## Aim of the task
Which lines below mention "placeholder"? Pick each one out.

---------- Information

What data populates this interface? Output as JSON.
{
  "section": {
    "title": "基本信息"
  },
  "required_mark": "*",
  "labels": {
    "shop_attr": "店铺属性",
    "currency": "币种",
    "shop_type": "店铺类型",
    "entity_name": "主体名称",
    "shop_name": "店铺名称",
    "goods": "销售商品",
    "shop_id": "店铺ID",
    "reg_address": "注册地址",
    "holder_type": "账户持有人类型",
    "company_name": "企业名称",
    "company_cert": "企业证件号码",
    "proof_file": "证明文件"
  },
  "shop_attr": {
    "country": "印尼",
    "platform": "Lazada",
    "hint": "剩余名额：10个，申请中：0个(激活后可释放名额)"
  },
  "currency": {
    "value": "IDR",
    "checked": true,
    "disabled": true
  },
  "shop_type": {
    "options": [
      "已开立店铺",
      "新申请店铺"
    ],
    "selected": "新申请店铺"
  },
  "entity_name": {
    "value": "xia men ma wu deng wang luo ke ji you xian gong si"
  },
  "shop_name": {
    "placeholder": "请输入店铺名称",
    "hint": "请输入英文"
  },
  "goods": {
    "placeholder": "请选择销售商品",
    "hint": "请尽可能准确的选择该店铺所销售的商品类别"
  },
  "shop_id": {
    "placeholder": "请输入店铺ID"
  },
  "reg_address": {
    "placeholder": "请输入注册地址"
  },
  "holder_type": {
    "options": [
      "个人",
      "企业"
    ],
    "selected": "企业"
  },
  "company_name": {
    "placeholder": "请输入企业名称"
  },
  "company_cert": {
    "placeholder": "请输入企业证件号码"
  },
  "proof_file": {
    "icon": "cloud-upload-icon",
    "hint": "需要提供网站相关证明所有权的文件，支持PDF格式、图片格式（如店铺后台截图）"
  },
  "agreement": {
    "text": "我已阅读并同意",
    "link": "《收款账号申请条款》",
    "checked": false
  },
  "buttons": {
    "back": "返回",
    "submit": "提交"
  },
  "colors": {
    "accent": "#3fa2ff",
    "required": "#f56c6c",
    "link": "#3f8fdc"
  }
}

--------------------

## Written answer
    "placeholder": "请输入店铺名称",
    "placeholder": "请选择销售商品",
    "placeholder": "请输入店铺ID"
    "placeholder": "请输入注册地址"
    "placeholder": "请输入企业名称"
    "placeholder": "请输入企业证件号码"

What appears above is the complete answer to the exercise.